Shiamin Kwa is co-chair and associate professor of East Asian languages and cultures and co-director of comparative literature. Kwa's chapter, in Part I "Formal Concepts" is on "Surface":
Thinking about surface and its historiography in the early 21st century is a way of thinking about ways of seeing in the world, and how people define themselves in relation to the things around them. From literary texts to the decorative arts, from graphic narratives to digital stories, and from film to the textile arts, the ways of reading those texts frequently raise questions about interactions with surfaces. Theories of surface have been engaged in many ways since their invocation by French theorists in the final decades of the twentieth century.

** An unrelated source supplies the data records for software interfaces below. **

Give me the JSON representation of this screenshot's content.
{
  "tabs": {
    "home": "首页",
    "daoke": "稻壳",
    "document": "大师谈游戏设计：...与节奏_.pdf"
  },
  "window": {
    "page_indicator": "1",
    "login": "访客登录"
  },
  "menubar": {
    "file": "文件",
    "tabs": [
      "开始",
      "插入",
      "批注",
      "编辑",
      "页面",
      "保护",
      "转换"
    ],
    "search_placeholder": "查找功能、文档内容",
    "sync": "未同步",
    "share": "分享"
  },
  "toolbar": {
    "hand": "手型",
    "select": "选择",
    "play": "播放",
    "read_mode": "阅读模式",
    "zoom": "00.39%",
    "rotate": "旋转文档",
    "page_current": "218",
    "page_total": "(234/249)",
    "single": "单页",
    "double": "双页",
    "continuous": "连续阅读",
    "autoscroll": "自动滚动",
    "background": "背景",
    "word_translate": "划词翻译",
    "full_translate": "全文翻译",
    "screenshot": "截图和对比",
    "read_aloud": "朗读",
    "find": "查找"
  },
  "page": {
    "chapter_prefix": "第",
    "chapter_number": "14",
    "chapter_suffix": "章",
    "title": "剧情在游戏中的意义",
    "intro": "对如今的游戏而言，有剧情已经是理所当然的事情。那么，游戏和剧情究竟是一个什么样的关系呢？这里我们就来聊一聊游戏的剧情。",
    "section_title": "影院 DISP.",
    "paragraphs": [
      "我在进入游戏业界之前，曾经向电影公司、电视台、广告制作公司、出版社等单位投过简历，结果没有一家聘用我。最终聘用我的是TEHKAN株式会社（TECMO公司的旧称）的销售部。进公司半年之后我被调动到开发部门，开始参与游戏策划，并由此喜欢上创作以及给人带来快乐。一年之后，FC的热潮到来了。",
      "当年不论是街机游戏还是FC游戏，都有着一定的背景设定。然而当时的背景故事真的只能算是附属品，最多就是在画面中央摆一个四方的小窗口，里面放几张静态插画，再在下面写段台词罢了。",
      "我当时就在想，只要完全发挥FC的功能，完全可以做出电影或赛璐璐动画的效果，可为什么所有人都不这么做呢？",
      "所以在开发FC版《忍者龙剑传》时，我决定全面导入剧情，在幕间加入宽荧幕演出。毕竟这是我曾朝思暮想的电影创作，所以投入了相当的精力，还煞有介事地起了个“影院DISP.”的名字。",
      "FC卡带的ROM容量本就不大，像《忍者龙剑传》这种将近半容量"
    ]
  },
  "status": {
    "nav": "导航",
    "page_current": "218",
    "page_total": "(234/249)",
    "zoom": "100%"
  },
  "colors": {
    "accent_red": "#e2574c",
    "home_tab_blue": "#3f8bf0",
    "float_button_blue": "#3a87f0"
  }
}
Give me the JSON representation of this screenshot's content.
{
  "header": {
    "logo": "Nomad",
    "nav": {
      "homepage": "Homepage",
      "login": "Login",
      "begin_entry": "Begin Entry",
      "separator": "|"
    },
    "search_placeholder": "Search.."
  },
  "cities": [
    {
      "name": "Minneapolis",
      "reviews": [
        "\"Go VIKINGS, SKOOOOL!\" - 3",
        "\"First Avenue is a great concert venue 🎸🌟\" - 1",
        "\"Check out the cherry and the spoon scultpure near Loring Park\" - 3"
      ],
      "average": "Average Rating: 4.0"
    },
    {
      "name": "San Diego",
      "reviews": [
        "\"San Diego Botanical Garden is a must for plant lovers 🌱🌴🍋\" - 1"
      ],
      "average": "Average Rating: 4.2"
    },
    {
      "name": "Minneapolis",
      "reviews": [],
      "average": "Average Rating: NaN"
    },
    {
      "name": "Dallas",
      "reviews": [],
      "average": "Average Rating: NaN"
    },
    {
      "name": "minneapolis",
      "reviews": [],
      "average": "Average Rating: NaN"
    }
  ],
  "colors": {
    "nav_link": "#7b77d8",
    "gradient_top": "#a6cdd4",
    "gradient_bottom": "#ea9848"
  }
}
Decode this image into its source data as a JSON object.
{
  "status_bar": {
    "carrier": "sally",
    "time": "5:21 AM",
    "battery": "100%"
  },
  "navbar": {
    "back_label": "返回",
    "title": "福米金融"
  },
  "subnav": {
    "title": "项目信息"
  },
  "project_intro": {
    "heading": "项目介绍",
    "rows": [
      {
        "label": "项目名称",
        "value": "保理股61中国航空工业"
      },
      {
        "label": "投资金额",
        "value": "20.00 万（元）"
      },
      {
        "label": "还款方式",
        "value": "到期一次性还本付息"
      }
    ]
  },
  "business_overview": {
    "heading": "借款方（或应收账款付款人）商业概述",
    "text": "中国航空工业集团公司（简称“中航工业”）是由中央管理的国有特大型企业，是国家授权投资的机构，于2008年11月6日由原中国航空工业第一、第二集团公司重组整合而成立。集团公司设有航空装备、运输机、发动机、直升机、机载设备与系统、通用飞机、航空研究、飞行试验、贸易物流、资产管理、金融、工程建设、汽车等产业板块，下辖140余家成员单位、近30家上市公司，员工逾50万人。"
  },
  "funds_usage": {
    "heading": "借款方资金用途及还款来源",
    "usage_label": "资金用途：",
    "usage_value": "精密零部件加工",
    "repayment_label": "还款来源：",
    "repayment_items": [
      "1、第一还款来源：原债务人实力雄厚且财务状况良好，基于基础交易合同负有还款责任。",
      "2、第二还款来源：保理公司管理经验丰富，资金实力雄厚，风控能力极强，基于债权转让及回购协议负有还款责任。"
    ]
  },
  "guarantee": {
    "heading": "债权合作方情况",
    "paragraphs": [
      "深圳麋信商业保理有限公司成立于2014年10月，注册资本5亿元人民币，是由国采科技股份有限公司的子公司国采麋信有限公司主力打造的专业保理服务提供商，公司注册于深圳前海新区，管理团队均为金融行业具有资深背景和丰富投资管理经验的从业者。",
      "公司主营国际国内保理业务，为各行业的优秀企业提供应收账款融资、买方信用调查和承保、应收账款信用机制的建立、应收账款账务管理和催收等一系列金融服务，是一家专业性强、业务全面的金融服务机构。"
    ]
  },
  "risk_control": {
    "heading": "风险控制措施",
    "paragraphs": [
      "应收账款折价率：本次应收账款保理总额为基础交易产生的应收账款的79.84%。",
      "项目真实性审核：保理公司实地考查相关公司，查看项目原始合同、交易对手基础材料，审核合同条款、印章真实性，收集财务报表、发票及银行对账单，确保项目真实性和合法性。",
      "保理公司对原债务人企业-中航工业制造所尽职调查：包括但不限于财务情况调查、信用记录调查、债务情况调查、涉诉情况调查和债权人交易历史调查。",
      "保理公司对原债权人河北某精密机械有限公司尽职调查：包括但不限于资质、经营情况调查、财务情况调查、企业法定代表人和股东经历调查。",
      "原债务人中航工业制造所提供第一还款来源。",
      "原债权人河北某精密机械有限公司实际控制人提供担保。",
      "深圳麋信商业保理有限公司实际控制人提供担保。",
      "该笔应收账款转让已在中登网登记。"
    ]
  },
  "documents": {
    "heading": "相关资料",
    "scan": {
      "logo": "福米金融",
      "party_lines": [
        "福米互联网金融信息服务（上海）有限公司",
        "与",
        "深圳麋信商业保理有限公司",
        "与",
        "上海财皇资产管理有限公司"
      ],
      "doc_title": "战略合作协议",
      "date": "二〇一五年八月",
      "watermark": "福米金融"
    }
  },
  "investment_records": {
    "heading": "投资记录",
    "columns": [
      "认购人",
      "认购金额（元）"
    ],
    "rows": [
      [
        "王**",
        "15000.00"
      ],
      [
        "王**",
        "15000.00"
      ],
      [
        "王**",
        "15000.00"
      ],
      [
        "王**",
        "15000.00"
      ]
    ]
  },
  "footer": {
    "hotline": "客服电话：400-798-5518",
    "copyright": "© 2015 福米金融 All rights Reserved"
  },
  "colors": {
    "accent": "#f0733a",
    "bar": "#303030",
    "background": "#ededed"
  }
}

They have a steady but by no means identical presence in the field of visual studies, history of architecture, and film studies; they have found an application in discussions of race and identity; they have enjoyed an early 21st century turn in the spotlight under the auspices of a broadly defined call for a “surface reading.” This critical move defines surface as worthy of scrutiny in its own right, rather than as something that needs to be “seen through,” and makes its most profound claims less by reactivating attention to reading surfaces, which arguably has been done all along, but by a shifting away from a model of interpretation that makes claims for authoritative symptomatic readings by an all-knowing interpreter.